“We project that five years from its enactment, the amended RTLA will usher in additional foreign investments worth P56 billion,” said Pascual in a speech at the at the Philippine Retailers Q2 2022 General Membership Meeting on Thursday, July 7.
Pascual noted that RTLA has simplified the requirements of foreign entry, allowing the industry to be more competitive, facilitate more foreign equity into the retail trade industry, and generate greater economic and employment benefits.
“Liberalizing retail trade does not only encourage more investors to the country, but it also helps create a more competitive environment,” he said urging local retailers to take advantage of the RTLA amendments and the incoming investments to further their growth. Local investors, he said, can also partner with foreign companies under the law.
He expressed confidence the big local retailers are able to compete with foreign entities even as he allayed fears of the small retailers stating “Don’t worry, there is a threshold for foreign entities’ paid-up capital when they enter the Philippines.”
Small businesses have also the opportunity to become suppliers to large companies entering the market, he said.
In addition, Pascual said the country’s domestic retail industry has contributed more than P600 billion in gross value added to the local economy in the first quarter this year from P500 billion in 2018 with retailers accounting for more than half of business registration at the DTI. Pascual told businessmen the industry is expected to rebound for the rest of the year.

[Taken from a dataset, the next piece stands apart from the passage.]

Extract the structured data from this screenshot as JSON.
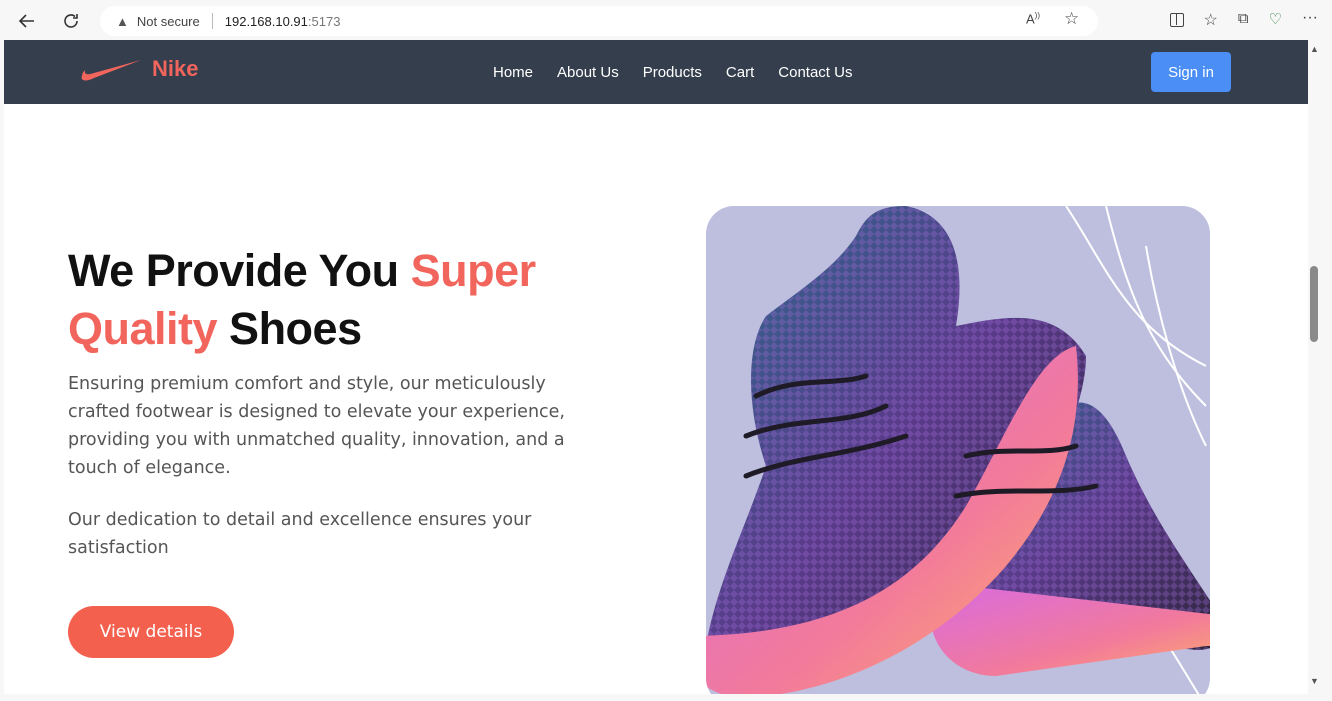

“We see positive indications—from a recovery since the second quarter of 2021 has been 8.4 percent, the gross value added of retail from more than P500 billion in early 2018 to more than P600 billion in the first quarter of this year,” said Pascual.
Optimism for recovery is further supported by the robust business name registration at the DT for retail trade of various commodities.
According to Pascual, more than 50 percent of total business name registrations were retail operations with 305,058 out of 574,322 new and renewal registrations as of July 5th. Other business name registrations involved vehicle and vehicle parts.
To further grow this industry, Pascual cited the industry’s capacity to innovate and put digital transformation at the fore.
The e-Conomy Southeast Asia 2021 Report cited the Philippines as the fastest-growing digital economy in the region. Strong indications from both the supply and demand side of the internet economy are expected to sustain this. This year, the report said, the Philippines leads the way with online sales increasing by more than 25 percent.
The DTI, he said, will be of assistance to retailers. The recently launched e-Commerce Roadmap 2022 outlines actions that seek to expand e-commerce by enhancing speed and security, and building enabling structures.
As part of the roadmap, Pascual said, the DTI also seeks to establish an e-Commerce Bureau, a “go-to” agency for matters to and for stakeholders of e-commerce.
“Digitizing merchant payments is of utmost importance and that will be an important instrument for facilitating transactions between consumers and retailers. I urge PRA to recalibrate and accelerate digital transformation, especially of micro, small, and medium enterprises, by the promotion of digital payments, as well as digitalization of processes of retailers,” he added.